She should be protected by her partner from unhelpful comments and from distracting, unnecessary procedures such as scheduled vaginal exams. Her labour should be allowed to progress according to its own pattern, not according to medical expectations.


Q: Can you give an example of a particular instance where hypnosis did not work?

A: Because most women attending HypnoBirthing classes desire a natural birth, it might be assumed that HypnoBirthing does not work if pain medication or procedures become necessary. Some women are disappointed if their birth was not as they envisioned it. They may have looked forward to the possibility of a painless birth and found that pain was present. They perhaps have focused so much on the goal of a natural birth that they have forgotten the process, which is one of letting go. In fact, the big goal of HypnoBirthing is to create the calmest, most gentle birth possible for mother and baby.

Women who require pain medication (perhaps because their baby is in a less than optimal position, creating back pain) or a procedure (medically advised induction or surgery) generally use the relaxation techniques to accept these procedures. HypnoBirthing affirmations such as ?I am prepared to meet whatever turn my birthing takes? and ?I put all fear aside for the birth of my baby? are very helpful for these challenging times.


Q: Overall, can you tell us about the benefits of HypnoBirthing® and why expectant mothers should explore it as an option for pain management?

A: HypnoBirthing helps women to find the best in themselves. It builds a partner?s confidence in her as he observes her ability to relax quickly and deeply. It provides partners with tools to support and guide women in labour. It assists couples to make the baby?s experience of birth and immediately afterwards a priority.
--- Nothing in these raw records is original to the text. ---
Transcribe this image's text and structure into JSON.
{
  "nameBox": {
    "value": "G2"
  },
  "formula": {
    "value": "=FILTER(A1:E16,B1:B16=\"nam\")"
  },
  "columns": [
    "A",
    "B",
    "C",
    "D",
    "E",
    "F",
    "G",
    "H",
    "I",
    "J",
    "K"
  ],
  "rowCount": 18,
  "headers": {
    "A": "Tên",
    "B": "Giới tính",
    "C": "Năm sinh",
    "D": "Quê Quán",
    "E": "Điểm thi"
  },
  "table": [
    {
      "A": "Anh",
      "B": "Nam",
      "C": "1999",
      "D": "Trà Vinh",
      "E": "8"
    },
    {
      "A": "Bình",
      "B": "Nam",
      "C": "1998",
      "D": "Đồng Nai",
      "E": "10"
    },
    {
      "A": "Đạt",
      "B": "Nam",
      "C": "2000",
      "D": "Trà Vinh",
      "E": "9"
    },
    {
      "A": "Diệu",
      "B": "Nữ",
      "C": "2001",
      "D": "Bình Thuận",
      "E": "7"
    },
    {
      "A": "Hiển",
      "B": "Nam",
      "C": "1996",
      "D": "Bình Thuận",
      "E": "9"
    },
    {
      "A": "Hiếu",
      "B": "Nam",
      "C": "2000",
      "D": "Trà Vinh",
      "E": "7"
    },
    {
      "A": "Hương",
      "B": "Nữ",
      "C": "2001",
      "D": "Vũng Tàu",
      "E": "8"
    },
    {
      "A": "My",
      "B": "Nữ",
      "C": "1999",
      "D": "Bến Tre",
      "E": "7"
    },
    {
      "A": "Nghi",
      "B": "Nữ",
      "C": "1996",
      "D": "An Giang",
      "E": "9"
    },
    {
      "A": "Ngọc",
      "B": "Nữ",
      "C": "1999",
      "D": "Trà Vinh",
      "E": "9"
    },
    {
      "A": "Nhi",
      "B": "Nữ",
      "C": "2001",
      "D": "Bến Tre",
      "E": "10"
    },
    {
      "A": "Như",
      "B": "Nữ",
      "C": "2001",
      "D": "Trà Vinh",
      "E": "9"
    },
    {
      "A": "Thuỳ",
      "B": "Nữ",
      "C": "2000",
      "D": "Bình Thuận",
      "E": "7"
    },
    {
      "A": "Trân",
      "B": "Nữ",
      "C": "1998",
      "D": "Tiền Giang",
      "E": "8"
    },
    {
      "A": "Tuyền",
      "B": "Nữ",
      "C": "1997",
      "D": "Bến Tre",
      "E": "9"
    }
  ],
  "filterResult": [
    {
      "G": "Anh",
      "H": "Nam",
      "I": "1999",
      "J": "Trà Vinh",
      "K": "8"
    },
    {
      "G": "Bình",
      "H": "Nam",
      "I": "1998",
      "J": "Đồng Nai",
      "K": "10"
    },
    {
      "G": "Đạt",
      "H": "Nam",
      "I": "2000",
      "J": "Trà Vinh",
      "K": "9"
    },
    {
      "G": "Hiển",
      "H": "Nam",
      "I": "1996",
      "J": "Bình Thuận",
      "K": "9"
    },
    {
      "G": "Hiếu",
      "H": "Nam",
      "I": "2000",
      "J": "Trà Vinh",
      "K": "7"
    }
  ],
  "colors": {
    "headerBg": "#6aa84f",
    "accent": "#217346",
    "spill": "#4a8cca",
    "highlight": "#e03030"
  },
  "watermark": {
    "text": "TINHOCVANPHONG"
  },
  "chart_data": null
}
HypnoBirthing recognizes that birth is not only a physical experience but also a spiritual one. It guides couples to birth in love, not fear.